Source data
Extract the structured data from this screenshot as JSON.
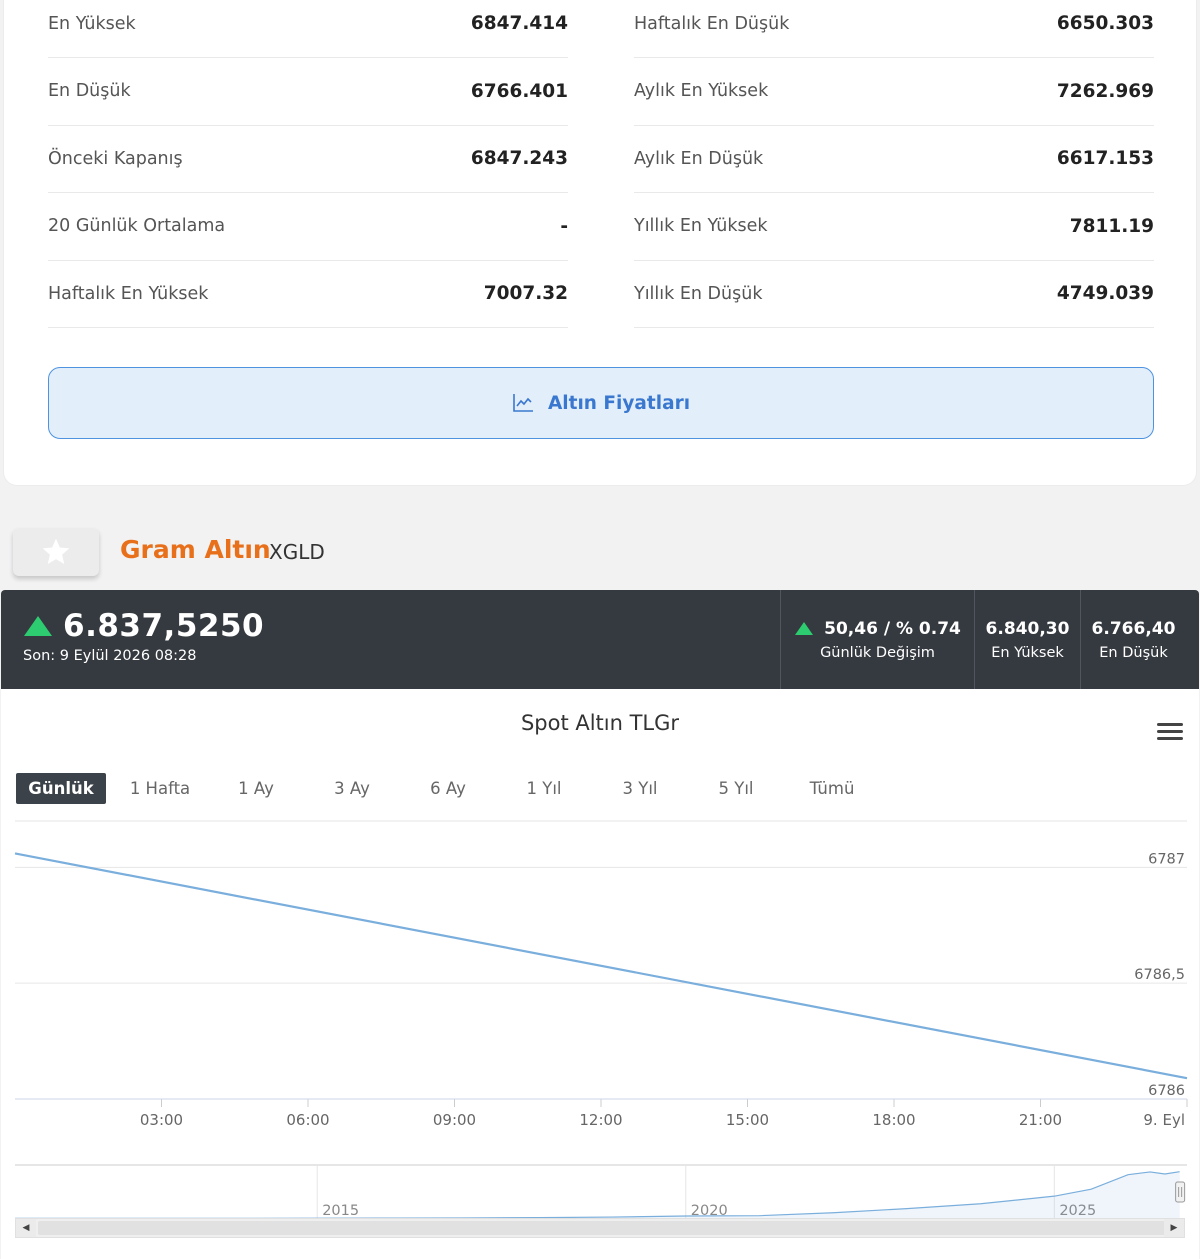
{
  "stats": {
    "left": [
      {
        "label": "En Yüksek",
        "value": "6847.414"
      },
      {
        "label": "En Düşük",
        "value": "6766.401"
      },
      {
        "label": "Önceki Kapanış",
        "value": "6847.243"
      },
      {
        "label": "20 Günlük Ortalama",
        "value": "-"
      },
      {
        "label": "Haftalık En Yüksek",
        "value": "7007.32"
      }
    ],
    "right": [
      {
        "label": "Haftalık En Düşük",
        "value": "6650.303"
      },
      {
        "label": "Aylık En Yüksek",
        "value": "7262.969"
      },
      {
        "label": "Aylık En Düşük",
        "value": "6617.153"
      },
      {
        "label": "Yıllık En Yüksek",
        "value": "7811.19"
      },
      {
        "label": "Yıllık En Düşük",
        "value": "4749.039"
      }
    ],
    "cta_label": "Altın Fiyatları",
    "cta_icon": "line-chart-icon"
  },
  "instrument": {
    "name": "Gram Altın",
    "code": "XGLD",
    "fav_icon": "star-icon"
  },
  "price_bar": {
    "price": "6.837,5250",
    "last_update": "Son: 9 Eylül 2026 08:28",
    "change_value": "50,46 / % 0.74",
    "change_label": "Günlük Değişim",
    "high_value": "6.840,30",
    "high_label": "En Yüksek",
    "low_value": "6.766,40",
    "low_label": "En Düşük",
    "up_color": "#2ecc71"
  },
  "chart": {
    "title": "Spot Altın TLGr",
    "range_tabs": [
      "Günlük",
      "1 Hafta",
      "1 Ay",
      "3 Ay",
      "6 Ay",
      "1 Yıl",
      "3 Yıl",
      "5 Yıl",
      "Tümü"
    ],
    "active_tab": "Günlük",
    "line_color": "#7aaedc"
  },
  "chart_data": [
    {
      "type": "line",
      "title": "Spot Altın TLGr",
      "x_ticks": [
        "03:00",
        "06:00",
        "09:00",
        "12:00",
        "15:00",
        "18:00",
        "21:00",
        "9. Eyl"
      ],
      "y_ticks": [
        "6787",
        "6786,5",
        "6786"
      ],
      "x_hours": [
        0,
        24
      ],
      "series": [
        {
          "x": [
            0,
            24
          ],
          "y": [
            6787.06,
            6786.09
          ]
        }
      ],
      "xlim": [
        0,
        24
      ],
      "ylim": [
        6786,
        6787.2
      ],
      "grid": true
    },
    {
      "type": "area",
      "x_ticks": [
        "2015",
        "2020",
        "2025"
      ],
      "series": [
        {
          "x": [
            2010.9,
            2012,
            2013,
            2014,
            2015,
            2016,
            2017,
            2018,
            2019,
            2020,
            2021,
            2022,
            2023,
            2024,
            2025,
            2025.5,
            2026,
            2026.3,
            2026.5,
            2026.7
          ],
          "y": [
            90,
            95,
            85,
            90,
            110,
            130,
            150,
            200,
            280,
            430,
            480,
            900,
            1500,
            2200,
            3300,
            4300,
            6400,
            6800,
            6500,
            6837
          ]
        }
      ],
      "xlim": [
        2010.9,
        2026.8
      ],
      "ylim": [
        0,
        7800
      ]
    }
  ]
}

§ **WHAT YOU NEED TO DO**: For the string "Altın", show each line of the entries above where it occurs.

§ **EXERCISE RESPONSE**:
    "cta_label": "Altın Fiyatları",
    "name": "Gram Altın",
    "title": "Spot Altın TLGr",
      "title": "Spot Altın TLGr",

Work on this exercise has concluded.